    And don’t limit your choices of what to read aloud to “age-appropriate” material. When I was 5, my dad started reading me “The Hobbit” as my bedtime story. By the time I was 6, we’d finished the Lord of the Rings Trilogy. I loved the stories, even things I didn’t understand, and I fully credit my love of language to that early exposure to such rich and varied vocabulary.

  • Patricia Favreau

    I used commuting time to have my kids listen to books on CD’s. They even had favorite narrators who used accents, different voices and inflections to make the written page come alive. We listened to books which might have seemed intimidating or boring in actual book form. We also delved into different genres and widened their interests.

  • Lisa Graziano

    I wish the schools knew even half of this. Per the elementary teachers (ours, anyway), my kid was “too old” to be read to before she was 7; the books she chose to read were “outside her reading level” and she was told to put them back on the shelf; reading books above her state-test reading level was “bad” for her; and a lot of other idiocy.

  • Lila Toney Fair

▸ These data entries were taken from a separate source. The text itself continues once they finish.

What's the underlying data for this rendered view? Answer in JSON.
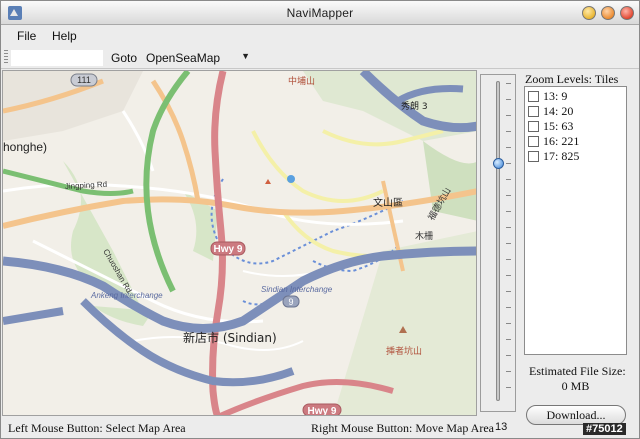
{
  "window": {
    "title": "NaviMapper"
  },
  "menu": {
    "file": "File",
    "help": "Help"
  },
  "toolbar": {
    "search_value": "",
    "goto_label": "Goto",
    "goto_selected": "OpenSeaMap"
  },
  "map": {
    "labels": {
      "zhonghe": "honghe)",
      "jingping": "Jingping Rd",
      "hwy9_a": "Hwy 9",
      "hwy9_b": "Hwy 9",
      "anfeng": "Ankeng Interchange",
      "sindian_ic": "Sindian Interchange",
      "sindian": "新店市 (Sindian)",
      "road111": "111",
      "road9": "9",
      "wenshan": "文山區",
      "chuoshan": "Chuoshan Rd",
      "muzha": "木柵",
      "shengshan": "挿者坑山",
      "fuji": "福德坑山",
      "zhongshan": "中埔山",
      "hsiu": "秀朗 3"
    }
  },
  "slider": {
    "value": "13"
  },
  "zoom_panel": {
    "title": "Zoom Levels: Tiles",
    "levels": [
      {
        "label": "13: 9",
        "checked": false
      },
      {
        "label": "14: 20",
        "checked": false
      },
      {
        "label": "15: 63",
        "checked": false
      },
      {
        "label": "16: 221",
        "checked": false
      },
      {
        "label": "17: 825",
        "checked": false
      }
    ]
  },
  "estimate": {
    "label": "Estimated File Size:",
    "value": "0 MB"
  },
  "download_label": "Download...",
  "status": {
    "left": "Left Mouse Button: Select Map Area",
    "right": "Right Mouse Button: Move Map Area"
  },
  "watermark": "#75012"
}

    My pet peeve is when parents or teachers try to force children to read from a singular list of books because it’s easier for THEM. I’m not talking about the occasional school assignment to read a Newbery winner or the parent who wants to share their passion for E. B. White. You know the ones.. they’re shoving yellowed copies of The Bobbsey Twins or The Black Stallion at their child, and yelling at the Youth Services Librarian for suggesting Sharon Draper’s “Sassy” series or Lemony Snicket, because “I’ve never heard of them.” Or the parents who come in with “the paper” from school showing a Lexile range or a Reading Counts logo, and they want the first book that comes up in a search, because they’re in a hurry. Then there are the parents who want you (us) as Youth Services staff to tell their children NOT to read Goosebumps or Junie B. Jones, because they (the parents) don’t like the way the books are written, and they don’t want their children to be seen “wasting” their time and talent reading trash”. Most of the time, it has nothing to do with their child’s experience with reading, but the way their child (and by extension how they) might appear to others…

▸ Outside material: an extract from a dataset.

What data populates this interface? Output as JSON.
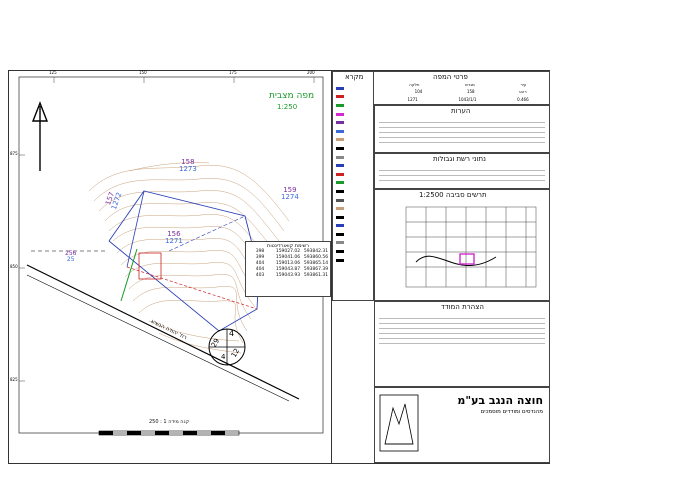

  • Greta Woller

    You forgot: Too much XBox, Playstation, computer games etc. Many of my students tell me that’s all they do all weekend!